*** Opening THE INPUT ***

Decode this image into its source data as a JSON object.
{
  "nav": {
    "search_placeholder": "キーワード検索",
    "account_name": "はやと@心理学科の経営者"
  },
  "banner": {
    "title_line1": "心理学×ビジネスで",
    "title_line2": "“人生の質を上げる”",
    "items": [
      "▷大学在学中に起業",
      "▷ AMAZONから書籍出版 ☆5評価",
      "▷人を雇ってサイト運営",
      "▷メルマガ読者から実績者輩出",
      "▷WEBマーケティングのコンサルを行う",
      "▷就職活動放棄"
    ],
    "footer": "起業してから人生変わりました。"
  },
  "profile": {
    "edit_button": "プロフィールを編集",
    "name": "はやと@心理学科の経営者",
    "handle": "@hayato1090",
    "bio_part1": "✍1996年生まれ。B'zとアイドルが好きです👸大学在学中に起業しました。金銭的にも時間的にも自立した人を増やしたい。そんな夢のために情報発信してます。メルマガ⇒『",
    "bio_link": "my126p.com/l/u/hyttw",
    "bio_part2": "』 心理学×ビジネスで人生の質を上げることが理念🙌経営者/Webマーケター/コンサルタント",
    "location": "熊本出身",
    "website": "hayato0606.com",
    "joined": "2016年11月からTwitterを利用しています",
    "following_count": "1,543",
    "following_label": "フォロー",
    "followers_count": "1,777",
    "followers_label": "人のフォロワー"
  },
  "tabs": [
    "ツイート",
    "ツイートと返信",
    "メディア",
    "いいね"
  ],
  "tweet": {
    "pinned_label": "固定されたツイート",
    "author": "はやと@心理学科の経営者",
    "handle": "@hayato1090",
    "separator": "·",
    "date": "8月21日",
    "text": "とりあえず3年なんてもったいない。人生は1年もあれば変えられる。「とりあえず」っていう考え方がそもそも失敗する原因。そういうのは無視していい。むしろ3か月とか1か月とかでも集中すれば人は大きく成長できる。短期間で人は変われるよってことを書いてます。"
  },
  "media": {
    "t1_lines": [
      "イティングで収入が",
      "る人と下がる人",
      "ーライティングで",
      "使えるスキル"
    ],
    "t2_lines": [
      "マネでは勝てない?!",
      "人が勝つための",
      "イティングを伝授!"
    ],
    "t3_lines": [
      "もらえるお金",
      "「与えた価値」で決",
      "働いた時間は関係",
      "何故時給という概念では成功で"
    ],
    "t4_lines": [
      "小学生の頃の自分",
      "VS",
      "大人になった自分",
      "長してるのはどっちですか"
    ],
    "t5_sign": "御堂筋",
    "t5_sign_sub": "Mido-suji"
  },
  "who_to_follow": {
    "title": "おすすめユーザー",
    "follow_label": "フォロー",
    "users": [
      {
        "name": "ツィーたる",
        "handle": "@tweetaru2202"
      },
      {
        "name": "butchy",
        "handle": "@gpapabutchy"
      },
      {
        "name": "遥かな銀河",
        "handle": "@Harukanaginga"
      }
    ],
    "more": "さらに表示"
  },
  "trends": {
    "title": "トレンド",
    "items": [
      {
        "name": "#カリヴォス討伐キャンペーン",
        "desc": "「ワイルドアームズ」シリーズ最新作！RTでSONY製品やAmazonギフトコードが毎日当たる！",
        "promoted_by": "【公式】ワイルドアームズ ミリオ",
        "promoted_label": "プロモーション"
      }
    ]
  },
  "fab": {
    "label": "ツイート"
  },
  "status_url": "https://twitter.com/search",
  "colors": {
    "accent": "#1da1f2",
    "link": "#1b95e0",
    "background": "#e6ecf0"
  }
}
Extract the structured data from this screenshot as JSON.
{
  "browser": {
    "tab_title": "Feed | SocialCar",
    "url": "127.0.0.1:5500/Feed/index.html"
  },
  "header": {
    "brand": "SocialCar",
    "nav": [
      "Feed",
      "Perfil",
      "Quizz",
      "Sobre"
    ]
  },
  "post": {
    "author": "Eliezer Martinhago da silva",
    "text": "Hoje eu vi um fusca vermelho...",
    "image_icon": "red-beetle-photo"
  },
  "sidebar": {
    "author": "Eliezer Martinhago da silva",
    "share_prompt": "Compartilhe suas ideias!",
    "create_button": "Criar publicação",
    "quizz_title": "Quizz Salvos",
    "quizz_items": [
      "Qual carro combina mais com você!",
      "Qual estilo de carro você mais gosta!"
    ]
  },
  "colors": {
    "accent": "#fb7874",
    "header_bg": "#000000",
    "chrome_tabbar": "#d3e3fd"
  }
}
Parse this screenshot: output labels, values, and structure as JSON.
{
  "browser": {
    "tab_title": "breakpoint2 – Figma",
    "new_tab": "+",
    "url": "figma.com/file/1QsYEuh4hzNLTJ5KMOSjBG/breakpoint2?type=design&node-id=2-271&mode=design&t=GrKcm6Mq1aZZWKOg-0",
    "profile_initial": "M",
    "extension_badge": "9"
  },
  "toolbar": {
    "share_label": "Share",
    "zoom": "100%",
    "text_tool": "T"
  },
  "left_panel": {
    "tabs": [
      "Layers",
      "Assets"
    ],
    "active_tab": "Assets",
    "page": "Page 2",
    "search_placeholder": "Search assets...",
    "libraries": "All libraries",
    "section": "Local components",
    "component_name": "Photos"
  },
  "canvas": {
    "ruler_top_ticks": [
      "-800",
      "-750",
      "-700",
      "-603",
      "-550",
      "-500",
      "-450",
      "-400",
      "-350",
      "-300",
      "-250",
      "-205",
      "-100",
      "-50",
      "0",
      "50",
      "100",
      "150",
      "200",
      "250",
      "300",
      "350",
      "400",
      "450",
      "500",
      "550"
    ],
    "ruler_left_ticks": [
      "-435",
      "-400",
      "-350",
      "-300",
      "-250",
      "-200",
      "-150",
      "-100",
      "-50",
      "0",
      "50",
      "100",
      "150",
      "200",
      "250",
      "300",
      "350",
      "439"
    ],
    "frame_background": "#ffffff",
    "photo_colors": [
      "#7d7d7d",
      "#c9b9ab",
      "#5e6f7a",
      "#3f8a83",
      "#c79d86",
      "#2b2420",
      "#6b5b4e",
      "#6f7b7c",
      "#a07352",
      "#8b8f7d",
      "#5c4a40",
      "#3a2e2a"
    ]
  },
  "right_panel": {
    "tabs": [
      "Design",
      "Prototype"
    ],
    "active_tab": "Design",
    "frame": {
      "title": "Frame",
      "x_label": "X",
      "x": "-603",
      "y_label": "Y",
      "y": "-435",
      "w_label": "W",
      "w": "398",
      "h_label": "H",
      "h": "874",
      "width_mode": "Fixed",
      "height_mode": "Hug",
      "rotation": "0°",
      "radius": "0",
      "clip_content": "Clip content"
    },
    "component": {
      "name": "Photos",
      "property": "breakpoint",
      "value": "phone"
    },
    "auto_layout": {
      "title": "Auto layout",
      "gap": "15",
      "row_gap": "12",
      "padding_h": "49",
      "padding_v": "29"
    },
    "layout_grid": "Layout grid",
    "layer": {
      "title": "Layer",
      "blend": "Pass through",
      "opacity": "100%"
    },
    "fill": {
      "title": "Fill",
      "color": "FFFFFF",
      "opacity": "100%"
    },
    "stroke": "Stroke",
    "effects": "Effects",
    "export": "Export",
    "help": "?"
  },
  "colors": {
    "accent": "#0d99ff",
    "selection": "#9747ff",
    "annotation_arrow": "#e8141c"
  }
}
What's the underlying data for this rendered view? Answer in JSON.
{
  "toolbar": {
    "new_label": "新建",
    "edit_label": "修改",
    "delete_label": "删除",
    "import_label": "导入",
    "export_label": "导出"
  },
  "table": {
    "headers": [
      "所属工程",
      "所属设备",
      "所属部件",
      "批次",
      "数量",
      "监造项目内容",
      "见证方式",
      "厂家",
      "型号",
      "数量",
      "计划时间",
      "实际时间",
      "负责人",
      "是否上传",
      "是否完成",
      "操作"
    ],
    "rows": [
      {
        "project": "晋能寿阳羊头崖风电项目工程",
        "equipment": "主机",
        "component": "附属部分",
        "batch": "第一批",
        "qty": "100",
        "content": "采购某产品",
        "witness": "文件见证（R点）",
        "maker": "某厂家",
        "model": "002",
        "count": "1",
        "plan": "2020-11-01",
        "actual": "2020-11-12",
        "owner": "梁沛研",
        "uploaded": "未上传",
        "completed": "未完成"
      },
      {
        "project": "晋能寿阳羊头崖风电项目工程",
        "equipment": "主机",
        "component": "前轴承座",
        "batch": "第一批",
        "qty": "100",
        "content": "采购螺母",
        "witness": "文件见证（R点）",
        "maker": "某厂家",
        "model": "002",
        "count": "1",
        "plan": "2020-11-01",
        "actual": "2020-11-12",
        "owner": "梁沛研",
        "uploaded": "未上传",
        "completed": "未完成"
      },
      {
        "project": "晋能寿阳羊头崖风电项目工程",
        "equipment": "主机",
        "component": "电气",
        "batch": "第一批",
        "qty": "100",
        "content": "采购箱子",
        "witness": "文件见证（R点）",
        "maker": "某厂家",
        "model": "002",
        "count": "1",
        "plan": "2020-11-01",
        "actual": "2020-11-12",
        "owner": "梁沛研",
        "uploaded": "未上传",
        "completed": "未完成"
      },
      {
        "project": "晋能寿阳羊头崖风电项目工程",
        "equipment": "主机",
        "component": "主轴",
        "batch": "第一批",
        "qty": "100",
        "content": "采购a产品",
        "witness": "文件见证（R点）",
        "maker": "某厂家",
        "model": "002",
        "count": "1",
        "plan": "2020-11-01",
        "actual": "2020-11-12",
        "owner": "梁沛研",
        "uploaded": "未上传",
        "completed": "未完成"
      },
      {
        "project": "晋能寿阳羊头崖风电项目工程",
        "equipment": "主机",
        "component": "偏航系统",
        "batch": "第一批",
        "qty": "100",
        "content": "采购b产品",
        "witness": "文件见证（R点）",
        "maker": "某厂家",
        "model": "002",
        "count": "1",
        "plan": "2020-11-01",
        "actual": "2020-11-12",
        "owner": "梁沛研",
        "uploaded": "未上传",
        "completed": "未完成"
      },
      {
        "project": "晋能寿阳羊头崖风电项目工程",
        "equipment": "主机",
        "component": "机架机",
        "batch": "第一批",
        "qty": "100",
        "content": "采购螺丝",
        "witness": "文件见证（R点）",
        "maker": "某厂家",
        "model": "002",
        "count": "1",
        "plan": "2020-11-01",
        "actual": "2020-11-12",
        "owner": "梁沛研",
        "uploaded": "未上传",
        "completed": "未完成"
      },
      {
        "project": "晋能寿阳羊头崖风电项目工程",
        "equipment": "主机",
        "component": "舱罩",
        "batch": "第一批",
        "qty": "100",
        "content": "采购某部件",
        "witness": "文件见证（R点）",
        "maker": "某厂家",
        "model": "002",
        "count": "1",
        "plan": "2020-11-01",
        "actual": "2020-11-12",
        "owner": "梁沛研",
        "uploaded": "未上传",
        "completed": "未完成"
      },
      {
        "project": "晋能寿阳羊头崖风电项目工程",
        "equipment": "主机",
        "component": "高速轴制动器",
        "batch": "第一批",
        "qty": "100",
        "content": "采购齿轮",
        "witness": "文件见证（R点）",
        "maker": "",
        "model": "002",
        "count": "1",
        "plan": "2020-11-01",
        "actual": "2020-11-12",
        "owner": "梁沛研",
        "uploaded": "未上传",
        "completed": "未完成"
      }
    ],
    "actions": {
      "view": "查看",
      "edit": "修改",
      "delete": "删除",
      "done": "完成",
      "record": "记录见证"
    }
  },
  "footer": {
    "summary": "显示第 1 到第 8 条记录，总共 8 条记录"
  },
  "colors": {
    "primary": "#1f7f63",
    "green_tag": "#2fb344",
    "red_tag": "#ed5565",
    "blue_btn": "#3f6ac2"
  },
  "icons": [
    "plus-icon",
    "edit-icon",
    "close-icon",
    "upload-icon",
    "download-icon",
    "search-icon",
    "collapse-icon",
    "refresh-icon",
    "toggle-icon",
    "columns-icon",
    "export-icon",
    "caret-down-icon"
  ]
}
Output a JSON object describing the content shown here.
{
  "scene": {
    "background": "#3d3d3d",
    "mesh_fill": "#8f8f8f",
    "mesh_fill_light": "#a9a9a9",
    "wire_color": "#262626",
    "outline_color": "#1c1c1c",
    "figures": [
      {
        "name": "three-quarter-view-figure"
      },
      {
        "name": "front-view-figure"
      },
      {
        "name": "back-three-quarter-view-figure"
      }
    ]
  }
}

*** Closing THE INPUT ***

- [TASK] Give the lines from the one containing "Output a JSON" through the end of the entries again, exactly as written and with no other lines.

- [TASK RESULT]
Output a JSON object describing the content shown here.
{
  "scene": {
    "background": "#3d3d3d",
    "mesh_fill": "#8f8f8f",
    "mesh_fill_light": "#a9a9a9",
    "wire_color": "#262626",
    "outline_color": "#1c1c1c",
    "figures": [
      {
        "name": "three-quarter-view-figure"
      },
      {
        "name": "front-view-figure"
      },
      {
        "name": "back-three-quarter-view-figure"
      }
    ]
  }
}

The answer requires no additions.